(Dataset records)

#####

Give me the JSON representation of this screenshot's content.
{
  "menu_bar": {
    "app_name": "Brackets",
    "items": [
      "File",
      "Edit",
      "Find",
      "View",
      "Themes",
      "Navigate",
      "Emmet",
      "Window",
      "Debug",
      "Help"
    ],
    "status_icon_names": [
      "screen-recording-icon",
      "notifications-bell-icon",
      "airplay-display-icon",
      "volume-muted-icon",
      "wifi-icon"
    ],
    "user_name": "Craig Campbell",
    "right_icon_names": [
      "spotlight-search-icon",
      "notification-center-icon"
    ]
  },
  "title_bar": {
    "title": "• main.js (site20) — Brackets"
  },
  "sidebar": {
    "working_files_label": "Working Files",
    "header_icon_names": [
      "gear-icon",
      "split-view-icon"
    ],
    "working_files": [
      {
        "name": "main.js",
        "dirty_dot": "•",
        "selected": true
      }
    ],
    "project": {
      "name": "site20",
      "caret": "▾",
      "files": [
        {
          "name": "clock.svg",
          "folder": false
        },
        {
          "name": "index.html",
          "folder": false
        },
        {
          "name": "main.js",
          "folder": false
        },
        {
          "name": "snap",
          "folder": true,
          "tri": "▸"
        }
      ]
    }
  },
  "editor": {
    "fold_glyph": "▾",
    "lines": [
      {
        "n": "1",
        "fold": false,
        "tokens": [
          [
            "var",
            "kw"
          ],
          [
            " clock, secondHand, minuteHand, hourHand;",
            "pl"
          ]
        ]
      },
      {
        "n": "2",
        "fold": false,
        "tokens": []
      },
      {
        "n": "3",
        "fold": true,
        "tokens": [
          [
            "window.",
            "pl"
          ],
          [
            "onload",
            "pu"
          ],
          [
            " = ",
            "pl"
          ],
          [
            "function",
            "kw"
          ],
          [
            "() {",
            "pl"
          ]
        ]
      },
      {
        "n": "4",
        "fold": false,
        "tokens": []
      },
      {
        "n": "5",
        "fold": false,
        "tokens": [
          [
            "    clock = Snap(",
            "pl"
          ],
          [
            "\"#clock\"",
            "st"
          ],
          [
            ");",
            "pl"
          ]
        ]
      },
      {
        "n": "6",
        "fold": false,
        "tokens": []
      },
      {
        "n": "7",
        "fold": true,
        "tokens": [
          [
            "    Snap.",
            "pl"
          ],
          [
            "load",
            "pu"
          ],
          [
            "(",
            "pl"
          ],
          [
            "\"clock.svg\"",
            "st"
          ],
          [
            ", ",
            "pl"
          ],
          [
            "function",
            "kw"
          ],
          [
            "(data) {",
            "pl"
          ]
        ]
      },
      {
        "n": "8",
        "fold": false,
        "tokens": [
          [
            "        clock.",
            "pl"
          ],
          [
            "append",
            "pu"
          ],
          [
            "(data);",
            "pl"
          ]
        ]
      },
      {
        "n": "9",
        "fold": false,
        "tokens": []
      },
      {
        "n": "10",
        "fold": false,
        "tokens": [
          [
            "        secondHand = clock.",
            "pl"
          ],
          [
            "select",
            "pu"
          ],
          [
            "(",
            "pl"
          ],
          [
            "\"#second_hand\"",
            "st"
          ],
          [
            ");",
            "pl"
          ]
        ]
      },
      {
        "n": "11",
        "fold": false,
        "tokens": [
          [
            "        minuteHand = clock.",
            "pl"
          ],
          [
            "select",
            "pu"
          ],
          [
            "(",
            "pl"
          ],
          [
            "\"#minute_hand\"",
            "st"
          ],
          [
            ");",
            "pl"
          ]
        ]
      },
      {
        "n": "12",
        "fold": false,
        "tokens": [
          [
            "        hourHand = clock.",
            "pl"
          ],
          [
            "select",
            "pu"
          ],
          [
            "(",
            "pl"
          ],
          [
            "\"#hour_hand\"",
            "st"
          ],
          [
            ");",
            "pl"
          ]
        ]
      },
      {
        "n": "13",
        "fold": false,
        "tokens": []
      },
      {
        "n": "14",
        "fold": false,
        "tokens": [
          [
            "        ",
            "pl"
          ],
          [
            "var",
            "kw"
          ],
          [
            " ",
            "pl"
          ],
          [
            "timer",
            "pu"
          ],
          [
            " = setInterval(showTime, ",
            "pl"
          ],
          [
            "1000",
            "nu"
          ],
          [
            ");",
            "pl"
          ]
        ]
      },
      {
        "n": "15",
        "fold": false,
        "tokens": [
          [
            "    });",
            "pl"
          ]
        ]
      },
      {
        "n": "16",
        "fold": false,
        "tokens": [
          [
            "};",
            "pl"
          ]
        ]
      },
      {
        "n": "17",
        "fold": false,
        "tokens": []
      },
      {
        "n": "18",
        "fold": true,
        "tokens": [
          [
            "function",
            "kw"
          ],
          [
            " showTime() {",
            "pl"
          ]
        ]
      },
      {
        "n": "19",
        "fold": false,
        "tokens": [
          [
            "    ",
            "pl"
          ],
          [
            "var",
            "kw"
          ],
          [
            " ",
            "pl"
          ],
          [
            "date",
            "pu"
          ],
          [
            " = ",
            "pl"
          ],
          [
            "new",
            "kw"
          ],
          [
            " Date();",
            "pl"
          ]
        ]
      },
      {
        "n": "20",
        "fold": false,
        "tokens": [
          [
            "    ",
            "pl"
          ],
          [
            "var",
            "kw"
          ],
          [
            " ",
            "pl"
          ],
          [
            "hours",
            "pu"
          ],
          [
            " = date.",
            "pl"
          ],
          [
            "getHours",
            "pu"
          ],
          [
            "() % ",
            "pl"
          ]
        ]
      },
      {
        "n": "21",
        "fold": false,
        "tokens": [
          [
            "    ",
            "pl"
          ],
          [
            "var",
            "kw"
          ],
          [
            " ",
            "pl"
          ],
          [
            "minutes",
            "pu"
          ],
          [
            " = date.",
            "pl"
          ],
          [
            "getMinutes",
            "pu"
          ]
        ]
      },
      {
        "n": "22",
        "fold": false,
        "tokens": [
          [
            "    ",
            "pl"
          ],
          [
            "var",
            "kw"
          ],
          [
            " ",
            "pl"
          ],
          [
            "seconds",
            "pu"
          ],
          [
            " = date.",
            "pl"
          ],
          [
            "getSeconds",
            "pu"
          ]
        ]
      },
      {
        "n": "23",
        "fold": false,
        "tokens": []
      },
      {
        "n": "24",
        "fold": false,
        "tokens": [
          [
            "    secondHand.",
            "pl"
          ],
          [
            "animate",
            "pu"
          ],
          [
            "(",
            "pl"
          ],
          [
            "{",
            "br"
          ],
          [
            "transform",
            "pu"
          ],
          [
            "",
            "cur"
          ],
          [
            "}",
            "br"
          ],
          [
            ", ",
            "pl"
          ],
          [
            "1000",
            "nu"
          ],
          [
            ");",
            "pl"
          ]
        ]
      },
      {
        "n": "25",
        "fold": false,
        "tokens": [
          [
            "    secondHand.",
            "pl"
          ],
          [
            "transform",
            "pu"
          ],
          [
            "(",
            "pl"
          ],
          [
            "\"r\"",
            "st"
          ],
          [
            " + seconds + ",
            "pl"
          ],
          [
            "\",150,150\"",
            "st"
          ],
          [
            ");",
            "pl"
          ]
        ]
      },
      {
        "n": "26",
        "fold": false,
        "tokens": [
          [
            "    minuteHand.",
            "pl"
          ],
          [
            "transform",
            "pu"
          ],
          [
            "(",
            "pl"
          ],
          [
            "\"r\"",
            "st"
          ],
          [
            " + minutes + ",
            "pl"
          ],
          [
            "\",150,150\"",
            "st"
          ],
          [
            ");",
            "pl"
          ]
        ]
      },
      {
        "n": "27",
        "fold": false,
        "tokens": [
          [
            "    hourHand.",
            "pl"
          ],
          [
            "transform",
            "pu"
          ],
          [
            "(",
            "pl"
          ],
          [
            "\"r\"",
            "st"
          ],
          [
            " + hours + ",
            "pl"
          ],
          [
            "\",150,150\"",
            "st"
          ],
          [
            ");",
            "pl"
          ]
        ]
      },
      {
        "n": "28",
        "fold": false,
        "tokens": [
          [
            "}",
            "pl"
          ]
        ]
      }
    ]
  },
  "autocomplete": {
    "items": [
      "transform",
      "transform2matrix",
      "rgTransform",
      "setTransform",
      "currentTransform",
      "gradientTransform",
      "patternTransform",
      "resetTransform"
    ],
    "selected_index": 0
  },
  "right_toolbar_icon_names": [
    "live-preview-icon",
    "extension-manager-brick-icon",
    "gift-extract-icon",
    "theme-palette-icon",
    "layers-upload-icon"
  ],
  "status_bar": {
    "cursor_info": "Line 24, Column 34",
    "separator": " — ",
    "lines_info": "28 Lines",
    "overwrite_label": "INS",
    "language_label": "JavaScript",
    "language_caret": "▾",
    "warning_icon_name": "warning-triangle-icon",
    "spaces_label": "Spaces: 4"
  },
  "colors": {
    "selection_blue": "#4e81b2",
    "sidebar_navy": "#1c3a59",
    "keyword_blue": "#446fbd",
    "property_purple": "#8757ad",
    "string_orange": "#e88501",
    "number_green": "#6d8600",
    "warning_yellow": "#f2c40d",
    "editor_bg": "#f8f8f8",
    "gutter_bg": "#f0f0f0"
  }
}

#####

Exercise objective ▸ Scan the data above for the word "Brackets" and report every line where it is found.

Response to this task ▸
    "app_name": "Brackets",
    "title": "• main.js (site20) — Brackets"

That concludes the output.